But the bigger question isn't how Britain would get along without Europe. It's whether Europe could get along at all without Britain. The last 60 years, you see, have been all about making the horrors of the twentieth century impossible in the twenty-first by binding Europe together in an "ever closer union." That's the short version. The slightly longer one is that this has actually turned into a two-tiered system. There are the 19 European Union member states that use the euro, and then there are the 9 that don't. Now, technically, the ones that have held on to their own currencies are supposed to be getting ready to give them up, but in reality Britain, Sweden and Denmark have carved out exceptions for themselves. They—correctly!—thought that sharing a monetary policy with other countries without also sharing a fiscal policy would only end with some of them getting stuck in inflationary booms and the others in deflationary busts. In other words, they didn't want to integrate for the sake of doing so, but only as far as it actually made sense. And now Britain is wondering whether any of it does anymore.
If Britain decides it doesn't, it could be the beginning of the end of the United Kingdom and the European Union. Why both? Well, Scotland might not want to be part of the United Kingdom if the United Kingdom isn't part of the European Union. The Scots, after all, are much more europhilic than their neighbors to the south, and, as we saw 18 months ago, almost half of them already want independence—at least of a sort. That just means that Scotland wouldn't want to be entirely on its own. It'd probably want to, yes, join the European Union instead—just as everyone else was having second thoughts about it.
Now, the European Union could work without Britain, but it wouldn't work as well. The balance of power between France and Germany, between pro-government and pro-market policies, between people who want to centralize more power in Brussels and the ones who don't, would be broken. It'd be a European Union whose benefits might not seem so worth the costs—especially if Britain showed that you could do better without it. The countries that don't use the euro would be the first to leave, but the ones who do might eventually leave, as well. People are bored talking about it, but the fact remains that the euro crisis hasn't really been fixed; it's just in remission. If you're Greece, this might make taking a chance on life outside the European Union look at least a little less crazy when your only alternative is a never-ending depression.
This is how the dream of a United States of Europe ends: not with a bang, but a bad portmanteau.
Brexit seems like it'd be all pain, no gain. Why does anyone support it?
There's a short and a long answer here. The long one is all about sovereignty. Anti-immigrant groups think that ditching the European Union is the only way they can get back "control over our borders"—basically Trumpism in a super-classy English accent—and keep, say, cheap labor from eastern Europe out. And pro-business people think that it's the only way to keep Brussels from over-regulating the British economy to death (no matter that there's no evidence that's the problem). Brexit, the story goes, would let the country decide for itself which rules to follow and how many people to let in, and—this is the key assumption—without any economic costs. Heck, it might even help.

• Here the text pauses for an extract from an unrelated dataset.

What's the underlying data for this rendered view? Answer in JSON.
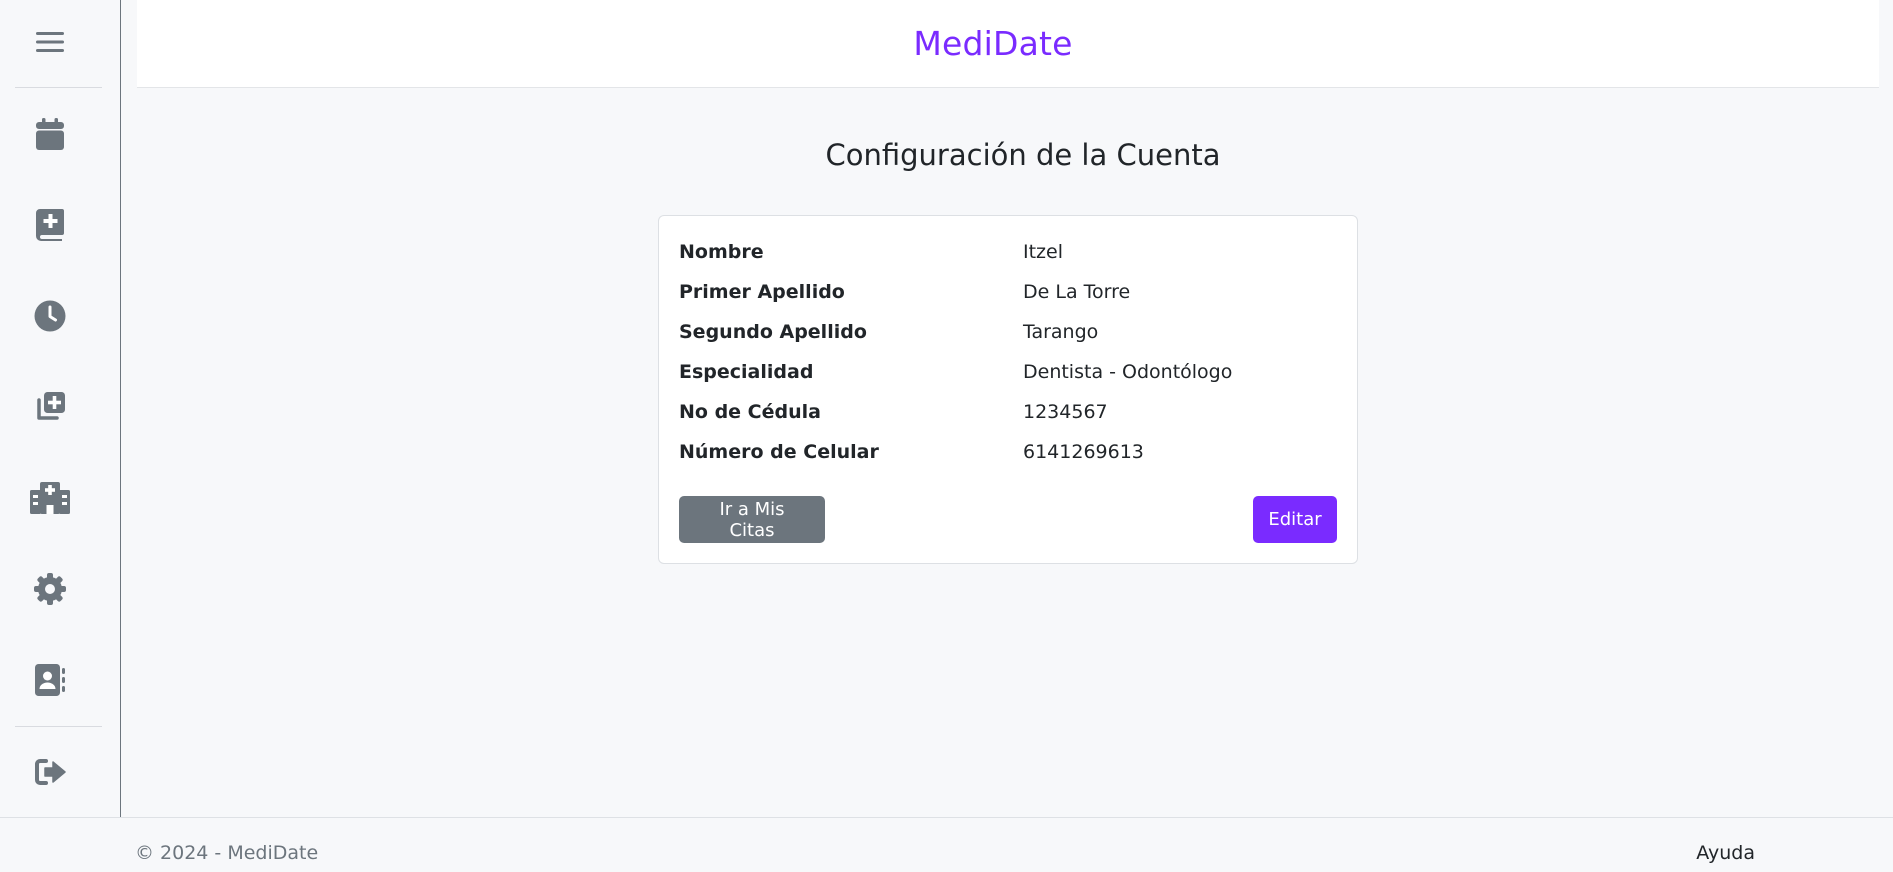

Britain, in other words, can have free trade and eat it too.
The only problem is that this is no more true of trade deals than it is of cake. If Britain doesn't want to listen to the European Union, then it's not going to be able to trade as much with the European Union. That's the, well, trade-off. You can pretend it doesn't exist—which is a pretty good description of what they're doing—but that doesn't make it stop existing.

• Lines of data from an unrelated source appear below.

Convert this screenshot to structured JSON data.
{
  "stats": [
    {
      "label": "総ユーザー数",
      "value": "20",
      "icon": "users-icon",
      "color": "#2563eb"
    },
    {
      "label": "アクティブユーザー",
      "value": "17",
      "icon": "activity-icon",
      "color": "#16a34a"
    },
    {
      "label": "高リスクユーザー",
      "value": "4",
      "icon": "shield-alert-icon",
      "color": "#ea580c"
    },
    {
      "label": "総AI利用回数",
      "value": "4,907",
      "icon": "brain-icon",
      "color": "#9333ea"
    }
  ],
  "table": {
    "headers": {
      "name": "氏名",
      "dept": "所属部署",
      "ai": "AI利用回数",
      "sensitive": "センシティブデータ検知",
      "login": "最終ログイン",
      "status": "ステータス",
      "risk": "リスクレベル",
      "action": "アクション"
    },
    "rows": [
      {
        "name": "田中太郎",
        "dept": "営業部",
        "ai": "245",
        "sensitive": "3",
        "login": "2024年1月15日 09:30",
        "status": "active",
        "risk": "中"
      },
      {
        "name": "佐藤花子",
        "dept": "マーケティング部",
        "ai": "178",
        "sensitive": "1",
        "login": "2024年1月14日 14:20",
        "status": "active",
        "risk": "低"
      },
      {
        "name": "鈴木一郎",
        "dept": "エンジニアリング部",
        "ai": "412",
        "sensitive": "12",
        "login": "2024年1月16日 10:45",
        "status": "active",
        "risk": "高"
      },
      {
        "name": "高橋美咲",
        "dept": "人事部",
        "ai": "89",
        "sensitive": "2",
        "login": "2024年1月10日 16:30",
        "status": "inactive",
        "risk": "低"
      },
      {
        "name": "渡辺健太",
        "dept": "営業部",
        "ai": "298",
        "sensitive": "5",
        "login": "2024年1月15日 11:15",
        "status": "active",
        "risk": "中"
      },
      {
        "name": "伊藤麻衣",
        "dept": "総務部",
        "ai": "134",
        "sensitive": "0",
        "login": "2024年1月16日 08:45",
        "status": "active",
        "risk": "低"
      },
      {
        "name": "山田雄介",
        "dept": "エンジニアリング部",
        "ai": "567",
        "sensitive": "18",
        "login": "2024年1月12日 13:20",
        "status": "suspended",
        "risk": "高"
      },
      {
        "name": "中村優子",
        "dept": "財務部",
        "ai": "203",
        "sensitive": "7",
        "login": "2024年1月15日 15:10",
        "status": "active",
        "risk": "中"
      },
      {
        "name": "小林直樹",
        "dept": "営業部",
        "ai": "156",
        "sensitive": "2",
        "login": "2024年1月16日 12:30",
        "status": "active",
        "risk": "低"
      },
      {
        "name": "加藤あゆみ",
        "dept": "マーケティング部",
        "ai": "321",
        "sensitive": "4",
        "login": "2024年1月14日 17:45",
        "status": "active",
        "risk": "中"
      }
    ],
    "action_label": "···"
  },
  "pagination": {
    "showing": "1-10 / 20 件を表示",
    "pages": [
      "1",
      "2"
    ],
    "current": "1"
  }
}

And that brings us to the short answer: There's no good reason to support Brexit.